▼

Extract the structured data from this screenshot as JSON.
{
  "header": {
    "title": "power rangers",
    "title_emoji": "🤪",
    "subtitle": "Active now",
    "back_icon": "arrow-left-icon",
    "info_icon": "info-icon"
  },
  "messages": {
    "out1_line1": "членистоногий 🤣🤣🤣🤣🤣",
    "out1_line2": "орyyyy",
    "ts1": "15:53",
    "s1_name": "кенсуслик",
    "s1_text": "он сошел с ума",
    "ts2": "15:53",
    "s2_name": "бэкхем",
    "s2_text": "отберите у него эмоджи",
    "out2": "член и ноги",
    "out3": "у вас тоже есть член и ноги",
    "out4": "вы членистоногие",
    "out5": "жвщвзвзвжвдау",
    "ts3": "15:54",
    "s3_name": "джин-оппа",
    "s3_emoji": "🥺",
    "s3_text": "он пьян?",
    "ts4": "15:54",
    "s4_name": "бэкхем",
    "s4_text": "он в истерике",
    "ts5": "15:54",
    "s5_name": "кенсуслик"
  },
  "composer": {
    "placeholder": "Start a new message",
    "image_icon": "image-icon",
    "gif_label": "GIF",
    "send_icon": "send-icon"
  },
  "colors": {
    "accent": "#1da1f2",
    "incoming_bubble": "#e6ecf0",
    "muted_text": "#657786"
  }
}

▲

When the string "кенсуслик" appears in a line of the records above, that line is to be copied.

Output of the task ::
    "s1_name": "кенсуслик",
    "s5_name": "кенсуслик"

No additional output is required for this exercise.